What? Dirt and dust accumulate where we can't see? Our refrigerator is relatively new. Guess I better jump on the dust thing while it's still 'fresh'. You inspire me!

Rolynn Anderson said...

Andi, you've introduced a conspiracy theory...those refrigerator folks will sell more units if we don't remove the junk around the coils. We're having our whole irrigation system redone because of poor (original) design. Our landscape guy says 'this new system will last forever.' Will I be around to see if that's true? :-)

Rolynn Anderson said...

Margo, hop to it! Your new refer instructions may or may not tell you how to do it. But turn off the electricity, first. Report in, please!

Andrea Parnell said...

These things should be self-cleaning like ovens. I swear it is a thousand miles from my bedroom to my office because of such annoyances along the way.

Vonnie Davis said...

Calvin takes care of those things. He thinks it's a "man's job." Who am I to argue? He has changing out HVAC filters, dishwasher and coffee maker filters on a routine he keeps written somewhere. He also operates the self-oven cleaner and digs out the lint in the dryer that somehow gets beyond the filter.

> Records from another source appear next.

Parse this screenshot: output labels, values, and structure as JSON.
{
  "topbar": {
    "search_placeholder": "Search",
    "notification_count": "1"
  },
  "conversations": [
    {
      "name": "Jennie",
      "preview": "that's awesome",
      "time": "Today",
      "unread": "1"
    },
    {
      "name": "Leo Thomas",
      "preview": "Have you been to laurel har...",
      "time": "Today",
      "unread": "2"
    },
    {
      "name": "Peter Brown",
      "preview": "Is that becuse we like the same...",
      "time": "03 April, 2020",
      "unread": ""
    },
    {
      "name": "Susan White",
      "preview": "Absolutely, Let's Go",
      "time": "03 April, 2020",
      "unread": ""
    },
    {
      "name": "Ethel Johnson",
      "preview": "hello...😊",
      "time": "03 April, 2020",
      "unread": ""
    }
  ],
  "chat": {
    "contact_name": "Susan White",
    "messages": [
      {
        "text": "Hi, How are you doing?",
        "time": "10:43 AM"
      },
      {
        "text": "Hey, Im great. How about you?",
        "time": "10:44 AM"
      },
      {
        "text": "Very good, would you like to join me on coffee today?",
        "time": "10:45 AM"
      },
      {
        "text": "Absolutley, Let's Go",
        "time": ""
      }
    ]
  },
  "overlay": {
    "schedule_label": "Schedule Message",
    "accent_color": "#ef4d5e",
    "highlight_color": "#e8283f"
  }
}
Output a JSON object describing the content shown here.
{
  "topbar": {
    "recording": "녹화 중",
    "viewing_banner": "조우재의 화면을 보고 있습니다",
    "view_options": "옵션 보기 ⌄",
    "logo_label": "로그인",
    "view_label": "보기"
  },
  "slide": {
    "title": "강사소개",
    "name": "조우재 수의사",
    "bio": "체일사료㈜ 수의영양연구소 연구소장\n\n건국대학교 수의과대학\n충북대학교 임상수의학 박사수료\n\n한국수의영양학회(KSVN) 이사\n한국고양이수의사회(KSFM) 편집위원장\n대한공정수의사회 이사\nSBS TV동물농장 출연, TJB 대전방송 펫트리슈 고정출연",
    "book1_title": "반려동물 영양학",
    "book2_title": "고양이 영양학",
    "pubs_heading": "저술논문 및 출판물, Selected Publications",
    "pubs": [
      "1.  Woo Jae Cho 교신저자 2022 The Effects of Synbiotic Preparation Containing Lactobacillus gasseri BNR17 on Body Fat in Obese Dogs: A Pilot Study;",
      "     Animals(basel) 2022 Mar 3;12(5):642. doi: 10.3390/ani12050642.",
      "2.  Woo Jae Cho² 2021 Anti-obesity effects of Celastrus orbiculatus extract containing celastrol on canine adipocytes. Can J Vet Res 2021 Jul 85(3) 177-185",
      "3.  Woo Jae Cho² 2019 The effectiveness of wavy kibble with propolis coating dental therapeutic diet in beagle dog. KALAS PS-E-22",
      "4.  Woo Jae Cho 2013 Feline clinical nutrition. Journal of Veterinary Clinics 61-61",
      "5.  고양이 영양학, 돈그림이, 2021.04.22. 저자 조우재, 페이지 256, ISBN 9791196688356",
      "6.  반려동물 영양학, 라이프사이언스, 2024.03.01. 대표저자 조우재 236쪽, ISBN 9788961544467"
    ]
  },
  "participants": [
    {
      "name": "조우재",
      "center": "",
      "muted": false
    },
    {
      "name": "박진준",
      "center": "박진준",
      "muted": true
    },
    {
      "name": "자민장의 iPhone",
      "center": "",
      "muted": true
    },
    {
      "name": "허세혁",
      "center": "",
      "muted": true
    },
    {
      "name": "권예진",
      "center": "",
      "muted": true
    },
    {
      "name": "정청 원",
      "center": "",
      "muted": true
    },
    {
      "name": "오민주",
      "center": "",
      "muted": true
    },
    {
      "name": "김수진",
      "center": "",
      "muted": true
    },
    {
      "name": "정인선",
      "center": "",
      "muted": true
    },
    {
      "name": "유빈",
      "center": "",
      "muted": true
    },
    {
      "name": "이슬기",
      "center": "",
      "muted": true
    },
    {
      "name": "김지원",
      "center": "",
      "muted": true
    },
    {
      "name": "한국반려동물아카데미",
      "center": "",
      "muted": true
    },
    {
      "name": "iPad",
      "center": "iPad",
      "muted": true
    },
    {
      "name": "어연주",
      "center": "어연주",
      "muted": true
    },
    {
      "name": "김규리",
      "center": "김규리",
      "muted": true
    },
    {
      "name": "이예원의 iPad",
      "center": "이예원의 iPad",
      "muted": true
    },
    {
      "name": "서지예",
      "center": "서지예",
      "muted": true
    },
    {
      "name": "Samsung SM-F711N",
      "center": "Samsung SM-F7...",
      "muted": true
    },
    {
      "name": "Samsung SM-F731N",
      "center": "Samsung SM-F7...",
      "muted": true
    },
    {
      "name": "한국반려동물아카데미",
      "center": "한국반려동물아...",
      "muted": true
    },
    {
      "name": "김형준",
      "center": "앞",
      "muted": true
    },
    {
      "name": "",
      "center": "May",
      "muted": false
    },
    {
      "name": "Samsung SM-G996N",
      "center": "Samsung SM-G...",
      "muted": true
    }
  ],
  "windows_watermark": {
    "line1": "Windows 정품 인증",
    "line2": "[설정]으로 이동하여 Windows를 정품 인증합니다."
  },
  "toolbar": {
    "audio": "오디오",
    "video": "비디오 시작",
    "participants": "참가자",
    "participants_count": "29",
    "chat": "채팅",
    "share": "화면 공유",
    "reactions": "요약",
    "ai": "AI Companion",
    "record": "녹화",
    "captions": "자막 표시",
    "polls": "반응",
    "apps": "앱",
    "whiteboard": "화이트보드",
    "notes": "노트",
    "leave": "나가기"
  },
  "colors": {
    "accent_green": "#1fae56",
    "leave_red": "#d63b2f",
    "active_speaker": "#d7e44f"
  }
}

I think he just likes to play and I'm feminist enough to allow him to do it.

Rolynn Anderson said...

Geesh, Von, you have yourself a gem in Calvin. Most men don't see (or want to consider) that dirt might be present anywhere (so we women have to deal with it). MDB=male dirt blindness. Yup, mine has it. I'm in awe that Calvin not only sees it but does something about it! HUG HIM HARD!

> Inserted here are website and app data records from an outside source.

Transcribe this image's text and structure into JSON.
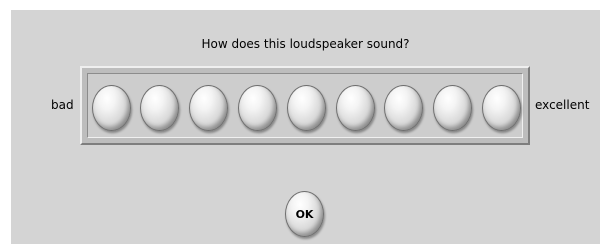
{
  "question": "How does this loudspeaker sound?",
  "scale": {
    "low_label": "bad",
    "high_label": "excellent",
    "point_count": 9
  },
  "ok_button": {
    "label": "OK"
  }
}
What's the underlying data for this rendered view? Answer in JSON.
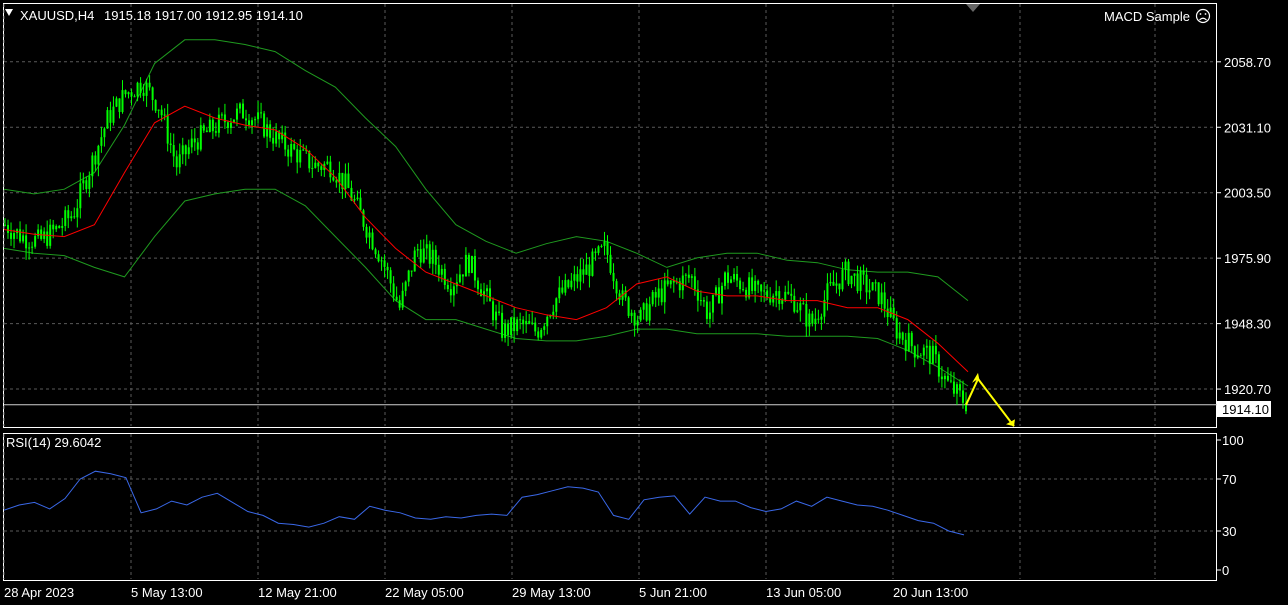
{
  "header": {
    "symbol": "XAUUSD,H4",
    "ohlc": "1915.18 1917.00 1912.95 1914.10",
    "expert": "MACD Sample"
  },
  "colors": {
    "background": "#000000",
    "grid": "#5a5a5a",
    "candle": "#00ff00",
    "bands": "#1f9a1f",
    "ma": "#ff0000",
    "rsi": "#3a68e8",
    "arrow": "#ffff00",
    "price_box": "#ffffff"
  },
  "icons": {
    "dropdown": "triangle-down-icon",
    "smiley": "frown-face-icon",
    "shift_marker": "triangle-marker-icon"
  },
  "chart_data": [
    {
      "type": "line",
      "title": "",
      "subtitle": "",
      "indicators": [
        "Bollinger Bands",
        "Moving Average"
      ],
      "y_ticks": [
        1920.7,
        1948.3,
        1975.9,
        2003.5,
        2031.1,
        2058.7
      ],
      "ylim": [
        1904.7,
        2083.5
      ],
      "current_price": "1914.10",
      "x_ticks": [
        "28 Apr 2023",
        "5 May 13:00",
        "12 May 21:00",
        "22 May 05:00",
        "29 May 13:00",
        "5 Jun 21:00",
        "13 Jun 05:00",
        "20 Jun 13:00"
      ],
      "close_path": [
        1990,
        1985,
        1983,
        1988,
        1995,
        2015,
        2035,
        2045,
        2050,
        2040,
        2015,
        2025,
        2030,
        2035,
        2038,
        2032,
        2025,
        2020,
        2015,
        2015,
        2005,
        1990,
        1975,
        1955,
        1980,
        1975,
        1965,
        1975,
        1960,
        1945,
        1948,
        1945,
        1958,
        1965,
        1972,
        1980,
        1958,
        1950,
        1960,
        1965,
        1968,
        1952,
        1968,
        1965,
        1960,
        1962,
        1958,
        1948,
        1962,
        1970,
        1965,
        1960,
        1945,
        1938,
        1935,
        1922,
        1915
      ],
      "bb_upper": [
        2005,
        2003,
        2005,
        2012,
        2032,
        2058,
        2068,
        2068,
        2066,
        2063,
        2055,
        2048,
        2035,
        2023,
        2005,
        1990,
        1983,
        1978,
        1982,
        1985,
        1983,
        1978,
        1972,
        1976,
        1978,
        1978,
        1975,
        1974,
        1971,
        1970,
        1970,
        1968,
        1958
      ],
      "bb_lower": [
        1980,
        1978,
        1977,
        1972,
        1968,
        1985,
        2000,
        2003,
        2005,
        2005,
        1998,
        1985,
        1972,
        1958,
        1950,
        1950,
        1946,
        1942,
        1941,
        1941,
        1943,
        1946,
        1946,
        1944,
        1944,
        1944,
        1943,
        1943,
        1943,
        1942,
        1937,
        1930,
        1922
      ],
      "ma_path": [
        1988,
        1986,
        1985,
        1990,
        2012,
        2033,
        2040,
        2035,
        2032,
        2030,
        2022,
        2010,
        1993,
        1980,
        1970,
        1965,
        1960,
        1955,
        1952,
        1950,
        1955,
        1965,
        1968,
        1962,
        1960,
        1960,
        1958,
        1958,
        1955,
        1955,
        1950,
        1940,
        1928
      ],
      "arrows": [
        {
          "from": [
            1914,
            1925
          ],
          "dir": "up"
        },
        {
          "from": [
            1925,
            1905
          ],
          "dir": "down"
        }
      ]
    },
    {
      "type": "line",
      "title": "RSI(14) 29.6042",
      "y_ticks": [
        0,
        30,
        70,
        100
      ],
      "ylim": [
        0,
        100
      ],
      "series": [
        {
          "name": "RSI(14)",
          "values": [
            46,
            50,
            52,
            47,
            55,
            70,
            76,
            74,
            71,
            44,
            47,
            53,
            50,
            56,
            59,
            52,
            45,
            42,
            36,
            35,
            33,
            36,
            41,
            39,
            49,
            46,
            44,
            40,
            39,
            41,
            40,
            42,
            43,
            42,
            56,
            58,
            61,
            64,
            63,
            60,
            42,
            39,
            54,
            56,
            57,
            43,
            56,
            53,
            53,
            48,
            45,
            47,
            53,
            49,
            56,
            53,
            50,
            49,
            46,
            42,
            38,
            36,
            30,
            27
          ]
        }
      ]
    }
  ]
}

Jannine Gallant said...

Had to pull the griddle out of the pantry this morning to feed pancakes to the cross country kids we hosted last night. Honestly never use that thing except when I have a houseful of kids. Let's just say the shelf under it wasn't pretty and I had to rinse out the sponge twice to wipe it down. My theory is, "Why clean it if you can't see it?" LOL

Diane Burton said...

Love all the comments. You guys are a hoot! I say Vonnie needs to rent out Calvin to all of us who don't want to clean under refrigerators, et al.

Vonnie Davis said...

Both of my sons know how to clean and sew and iron. Oh, and cook. Both Steve and Mike iron their shirts and pants before dressing for work. And I'll never forget the afternoon we arrived at Mike's house to find Ryan, who was eleven at the time, cleaning the hall bathroom. LOL He wore big black goggles, a rubber apron cut off so he wouldn't trip, his step-mom's pink rubber gloves, rolled down, and rain boots. I leaned against the hall wall, laughing in hysterics, as he scrubbed and sprayed and grunted with GREAT effort to show how hard he was working for my benefit. When he took the toilet bowl brush to the commode, it was like a fountain going off.

Rolynn Anderson said...

Vonnie, what I love about guys is, if they go at it, they GO AT IT! See, I never had kids and had to change diapers and what all...cleaning a toilet still has an ick factor for me.

Brenda Whiteside said...

Too funny. I didn't lift the top of my stove go clean because I didn't even know it did that until someone mentioned it. If I'm in quick clean mode I don't put my glasses on. Now and then I do put them on and actually look everywhere, up and down and nooks and crannies. Surprise!

Alicia Dean said...

I don't even want to THINK about how many things should be deeply, thoroughly cleaned. :) Fear Land looks fabulous!!! (Please forgive my delayed visit!)